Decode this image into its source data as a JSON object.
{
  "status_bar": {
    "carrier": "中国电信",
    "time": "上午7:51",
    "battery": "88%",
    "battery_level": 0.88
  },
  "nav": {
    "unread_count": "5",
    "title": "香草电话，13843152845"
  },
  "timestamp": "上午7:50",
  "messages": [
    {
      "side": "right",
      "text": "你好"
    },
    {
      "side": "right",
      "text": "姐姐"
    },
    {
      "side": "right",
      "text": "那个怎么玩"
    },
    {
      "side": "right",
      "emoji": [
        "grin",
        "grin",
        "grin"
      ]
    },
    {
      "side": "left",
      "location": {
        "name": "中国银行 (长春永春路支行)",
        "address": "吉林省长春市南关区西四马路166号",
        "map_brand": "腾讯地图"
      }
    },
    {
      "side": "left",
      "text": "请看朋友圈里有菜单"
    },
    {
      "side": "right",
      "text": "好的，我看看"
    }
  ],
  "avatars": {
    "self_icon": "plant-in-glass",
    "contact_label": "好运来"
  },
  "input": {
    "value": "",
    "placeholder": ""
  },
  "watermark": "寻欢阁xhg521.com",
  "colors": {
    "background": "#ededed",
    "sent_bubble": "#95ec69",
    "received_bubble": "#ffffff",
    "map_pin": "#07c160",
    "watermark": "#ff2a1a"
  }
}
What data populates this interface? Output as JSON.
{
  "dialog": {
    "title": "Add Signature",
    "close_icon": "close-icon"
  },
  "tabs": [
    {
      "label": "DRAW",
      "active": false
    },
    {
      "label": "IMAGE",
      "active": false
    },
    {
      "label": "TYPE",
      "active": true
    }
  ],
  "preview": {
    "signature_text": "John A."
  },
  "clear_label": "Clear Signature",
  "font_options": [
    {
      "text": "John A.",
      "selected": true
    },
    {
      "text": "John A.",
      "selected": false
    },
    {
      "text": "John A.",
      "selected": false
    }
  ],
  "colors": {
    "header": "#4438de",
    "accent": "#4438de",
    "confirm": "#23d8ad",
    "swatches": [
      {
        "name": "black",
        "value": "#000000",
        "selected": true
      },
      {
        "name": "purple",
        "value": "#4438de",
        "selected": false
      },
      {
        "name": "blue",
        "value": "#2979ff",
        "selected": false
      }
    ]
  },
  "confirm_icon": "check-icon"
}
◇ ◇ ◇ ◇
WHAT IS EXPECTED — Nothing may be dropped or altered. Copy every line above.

WRITTEN ANSWER —
Decode this image into its source data as a JSON object.
{
  "status_bar": {
    "carrier": "中国电信",
    "time": "上午7:51",
    "battery": "88%",
    "battery_level": 0.88
  },
  "nav": {
    "unread_count": "5",
    "title": "香草电话，13843152845"
  },
  "timestamp": "上午7:50",
  "messages": [
    {
      "side": "right",
      "text": "你好"
    },
    {
      "side": "right",
      "text": "姐姐"
    },
    {
      "side": "right",
      "text": "那个怎么玩"
    },
    {
      "side": "right",
      "emoji": [
        "grin",
        "grin",
        "grin"
      ]
    },
    {
      "side": "left",
      "location": {
        "name": "中国银行 (长春永春路支行)",
        "address": "吉林省长春市南关区西四马路166号",
        "map_brand": "腾讯地图"
      }
    },
    {
      "side": "left",
      "text": "请看朋友圈里有菜单"
    },
    {
      "side": "right",
      "text": "好的，我看看"
    }
  ],
  "avatars": {
    "self_icon": "plant-in-glass",
    "contact_label": "好运来"
  },
  "input": {
    "value": "",
    "placeholder": ""
  },
  "watermark": "寻欢阁xhg521.com",
  "colors": {
    "background": "#ededed",
    "sent_bubble": "#95ec69",
    "received_bubble": "#ffffff",
    "map_pin": "#07c160",
    "watermark": "#ff2a1a"
  }
}
What data populates this interface? Output as JSON.
{
  "dialog": {
    "title": "Add Signature",
    "close_icon": "close-icon"
  },
  "tabs": [
    {
      "label": "DRAW",
      "active": false
    },
    {
      "label": "IMAGE",
      "active": false
    },
    {
      "label": "TYPE",
      "active": true
    }
  ],
  "preview": {
    "signature_text": "John A."
  },
  "clear_label": "Clear Signature",
  "font_options": [
    {
      "text": "John A.",
      "selected": true
    },
    {
      "text": "John A.",
      "selected": false
    },
    {
      "text": "John A.",
      "selected": false
    }
  ],
  "colors": {
    "header": "#4438de",
    "accent": "#4438de",
    "confirm": "#23d8ad",
    "swatches": [
      {
        "name": "black",
        "value": "#000000",
        "selected": true
      },
      {
        "name": "purple",
        "value": "#4438de",
        "selected": false
      },
      {
        "name": "blue",
        "value": "#2979ff",
        "selected": false
      }
    ]
  },
  "confirm_icon": "check-icon"
}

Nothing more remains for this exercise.